#### STORED DATA ####
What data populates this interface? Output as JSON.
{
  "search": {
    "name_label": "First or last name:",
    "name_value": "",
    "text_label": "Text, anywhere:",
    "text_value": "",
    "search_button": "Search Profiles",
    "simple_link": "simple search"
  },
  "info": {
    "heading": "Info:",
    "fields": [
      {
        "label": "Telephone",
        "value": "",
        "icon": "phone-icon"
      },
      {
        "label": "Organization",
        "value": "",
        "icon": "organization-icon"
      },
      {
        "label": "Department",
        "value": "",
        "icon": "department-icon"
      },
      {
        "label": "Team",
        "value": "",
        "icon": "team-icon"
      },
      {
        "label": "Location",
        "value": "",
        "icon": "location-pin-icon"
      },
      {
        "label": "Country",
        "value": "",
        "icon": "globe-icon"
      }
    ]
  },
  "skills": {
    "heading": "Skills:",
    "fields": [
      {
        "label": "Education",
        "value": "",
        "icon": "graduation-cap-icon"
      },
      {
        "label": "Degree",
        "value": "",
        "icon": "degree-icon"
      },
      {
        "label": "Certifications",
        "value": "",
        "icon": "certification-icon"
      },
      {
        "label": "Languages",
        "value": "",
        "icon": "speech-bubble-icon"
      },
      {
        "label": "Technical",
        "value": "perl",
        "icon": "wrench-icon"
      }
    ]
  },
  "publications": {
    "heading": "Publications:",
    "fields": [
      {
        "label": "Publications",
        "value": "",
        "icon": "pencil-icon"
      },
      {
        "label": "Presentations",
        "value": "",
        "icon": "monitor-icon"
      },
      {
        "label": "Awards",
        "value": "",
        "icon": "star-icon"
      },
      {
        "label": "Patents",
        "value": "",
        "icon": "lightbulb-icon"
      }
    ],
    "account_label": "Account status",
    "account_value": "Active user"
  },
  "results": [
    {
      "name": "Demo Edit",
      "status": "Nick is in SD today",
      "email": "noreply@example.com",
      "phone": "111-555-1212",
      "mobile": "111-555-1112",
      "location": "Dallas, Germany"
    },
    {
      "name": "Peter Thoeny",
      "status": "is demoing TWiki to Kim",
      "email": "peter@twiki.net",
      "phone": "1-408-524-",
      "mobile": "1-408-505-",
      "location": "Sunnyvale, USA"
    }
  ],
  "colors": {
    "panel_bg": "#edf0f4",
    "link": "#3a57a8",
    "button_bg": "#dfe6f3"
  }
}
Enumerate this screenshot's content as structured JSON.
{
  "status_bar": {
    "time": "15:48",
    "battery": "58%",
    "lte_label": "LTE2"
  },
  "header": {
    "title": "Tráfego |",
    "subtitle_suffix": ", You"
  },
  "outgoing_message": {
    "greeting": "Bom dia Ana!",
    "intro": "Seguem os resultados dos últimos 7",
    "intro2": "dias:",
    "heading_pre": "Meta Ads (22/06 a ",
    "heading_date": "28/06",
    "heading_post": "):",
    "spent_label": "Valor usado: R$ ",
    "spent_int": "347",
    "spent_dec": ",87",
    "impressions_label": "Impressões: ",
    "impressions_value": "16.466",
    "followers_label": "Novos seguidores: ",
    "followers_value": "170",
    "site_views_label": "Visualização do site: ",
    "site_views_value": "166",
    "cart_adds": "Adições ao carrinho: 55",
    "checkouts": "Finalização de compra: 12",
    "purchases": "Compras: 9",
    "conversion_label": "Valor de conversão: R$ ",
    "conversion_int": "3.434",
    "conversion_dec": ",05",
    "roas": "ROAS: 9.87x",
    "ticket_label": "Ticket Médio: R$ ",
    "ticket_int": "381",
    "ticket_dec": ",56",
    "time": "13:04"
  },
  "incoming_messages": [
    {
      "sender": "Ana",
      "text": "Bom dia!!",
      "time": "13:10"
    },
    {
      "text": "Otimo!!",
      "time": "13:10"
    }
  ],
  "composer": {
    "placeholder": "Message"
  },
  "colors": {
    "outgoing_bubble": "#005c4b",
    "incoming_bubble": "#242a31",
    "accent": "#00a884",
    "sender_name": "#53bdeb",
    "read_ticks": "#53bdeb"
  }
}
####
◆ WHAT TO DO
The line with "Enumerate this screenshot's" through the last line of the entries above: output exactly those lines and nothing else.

◆ COMPLETED TASK
Enumerate this screenshot's content as structured JSON.
{
  "status_bar": {
    "time": "15:48",
    "battery": "58%",
    "lte_label": "LTE2"
  },
  "header": {
    "title": "Tráfego |",
    "subtitle_suffix": ", You"
  },
  "outgoing_message": {
    "greeting": "Bom dia Ana!",
    "intro": "Seguem os resultados dos últimos 7",
    "intro2": "dias:",
    "heading_pre": "Meta Ads (22/06 a ",
    "heading_date": "28/06",
    "heading_post": "):",
    "spent_label": "Valor usado: R$ ",
    "spent_int": "347",
    "spent_dec": ",87",
    "impressions_label": "Impressões: ",
    "impressions_value": "16.466",
    "followers_label": "Novos seguidores: ",
    "followers_value": "170",
    "site_views_label": "Visualização do site: ",
    "site_views_value": "166",
    "cart_adds": "Adições ao carrinho: 55",
    "checkouts": "Finalização de compra: 12",
    "purchases": "Compras: 9",
    "conversion_label": "Valor de conversão: R$ ",
    "conversion_int": "3.434",
    "conversion_dec": ",05",
    "roas": "ROAS: 9.87x",
    "ticket_label": "Ticket Médio: R$ ",
    "ticket_int": "381",
    "ticket_dec": ",56",
    "time": "13:04"
  },
  "incoming_messages": [
    {
      "sender": "Ana",
      "text": "Bom dia!!",
      "time": "13:10"
    },
    {
      "text": "Otimo!!",
      "time": "13:10"
    }
  ],
  "composer": {
    "placeholder": "Message"
  },
  "colors": {
    "outgoing_bubble": "#005c4b",
    "incoming_bubble": "#242a31",
    "accent": "#00a884",
    "sender_name": "#53bdeb",
    "read_ticks": "#53bdeb"
  }
}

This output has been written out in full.